Celebrating 15 Years of Eco Drama!

This September, as Eco Drama turns 15, we are taking a moment to reflect on some of the highlights of 15 years of theatre, creative learning and practical action for nature, which we have been privileged to make happen with children, young people and communities across Scotland.

Eco Drama was founded in September 2007 as an arts-based response to climate change and the ecological challenges facing us on a local and global scale. Our vision was that the arts, in particular drama, storytelling and theatre, should become increasingly recognized as powerful tools through which to explore and re-imagine our relationship to the natural world. 15 years on our goal remains unchanged – to inspire wonder, curiosity and care for nature in all we do.  

Our very first production was The Isle of Egg – a play about climate change, positive thinking and the power of community spirit, inspired by the real island of Eigg and all they have done to become a more sustainable island. We had the most memorable show launch on the island, and even had two members of the Eigg community subsequently join Eco Drama’s Board of Directors, Maggie Fyffe and Lucy Conway, who helped to support and encourage Eco Drama forward in the early years. Much has changed since that first production, for the company and in the world, but one of the key sentiments of the show remains across all we do, that we can all play a part and that every small action amounts to greater change. As the closing song in the show went – ‘anyone can be a green island…a tower block, a classroom or a village, working together, that’s the way to be’.
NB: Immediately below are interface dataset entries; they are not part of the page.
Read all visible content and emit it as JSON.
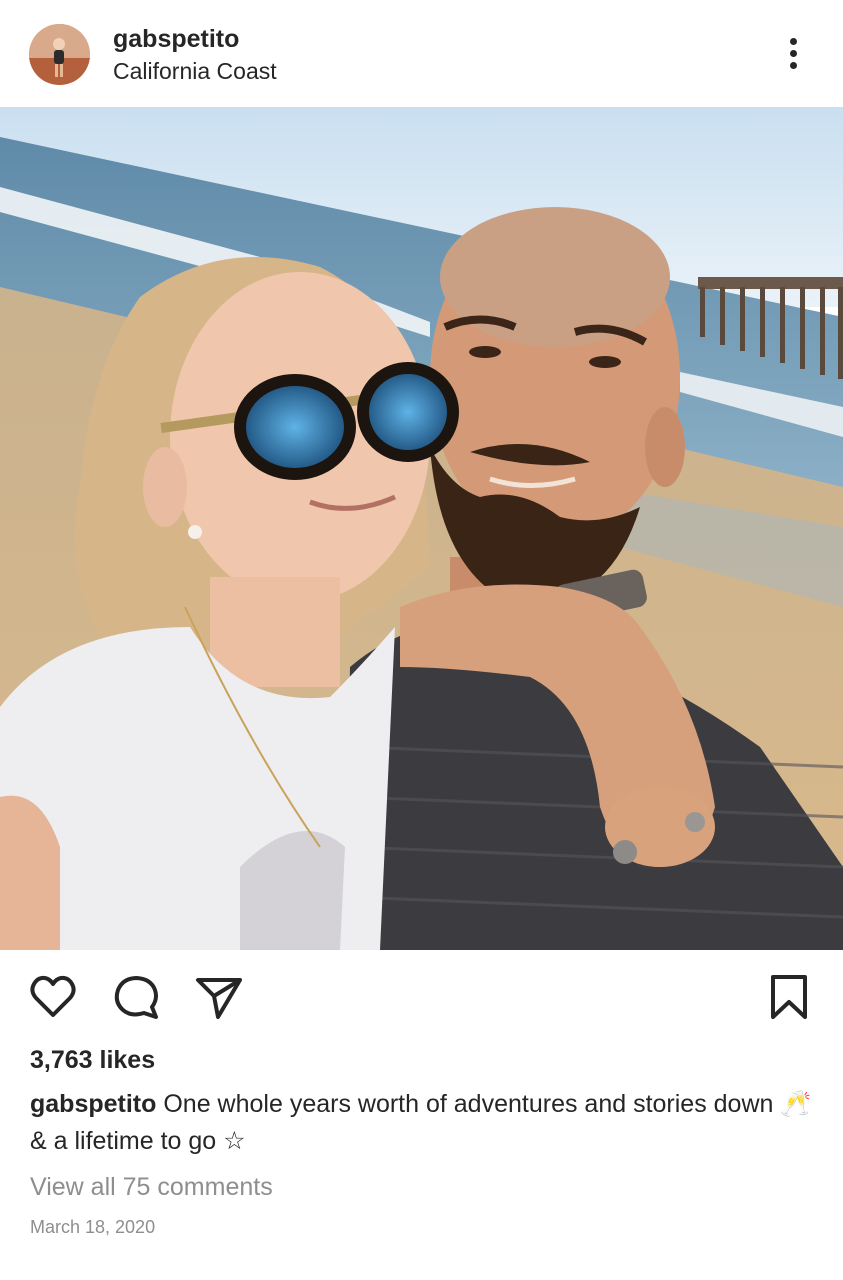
{
  "post": {
    "username": "gabspetito",
    "location": "California Coast",
    "likes": "3,763 likes",
    "caption": {
      "username": "gabspetito",
      "text": "One whole years worth of adventures and stories down 🥂 & a lifetime to go ☆"
    },
    "view_comments": "View all 75 comments",
    "date": "March 18, 2020"
  },
  "icons": {
    "more": "more-options-icon",
    "like": "heart-icon",
    "comment": "comment-bubble-icon",
    "share": "paper-plane-icon",
    "save": "bookmark-icon"
  },
  "colors": {
    "text": "#262626",
    "secondary_text": "#8e8e8e",
    "background": "#ffffff"
  }
}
Another highlight has been touring our production The Forgotten Orchard in schools, theatres, community venues and at Harvest Festivals, Apple Days and Science Festivals across Scotland. The play has excited thousands of children (and adults) about Scotland’s rich orchard heritage, and in collaboration with schools and communities who have watched the production, we have planted 43 school orchards across Glasgow to date, and 1 community orchard in Townhead in Glasgow City Centre. Our passion for linking up the arts and culture with positive, practical action for the environment remains strong and we can’t wait to deliver another ‘Forgotten Orchard’ project next year, with more orchards to be planted in communities across Glasgow.

Despite the difficulties of the past two years, we are proud to have delivered and produced the Future Calling project with young people during the first lockdown in 2020. The visionary messages in the film below are full of hope and possibility for a future with greater environmental harmony.

This post will become too long to highlight everything, but to finish, it feels right to highlight our most ambitious and treasured projects to date; Uprooted, which featured Scotland’s first Living Stage, and Out to Play, our longest running project since 2015 which is about to deliver its biggest year to date. This video made by Mike Rea illustrates both projects beautifully. We love looking back on this film to watch the children’s interviews at the end!

At this big milestone, we’d like to thank all of our past and present collaborators, past and present staff and Board members and all of the children, young people, schools, venues, communities and funders we’ve worked with over the last 15 years.

Our passion for the cause continues as we celebrate our 15th year, and we go forward with a renewed sense of purpose to continue nurturing curiosity, wonder and care for our natural world so that we all may live on a more equitable and healthy planet.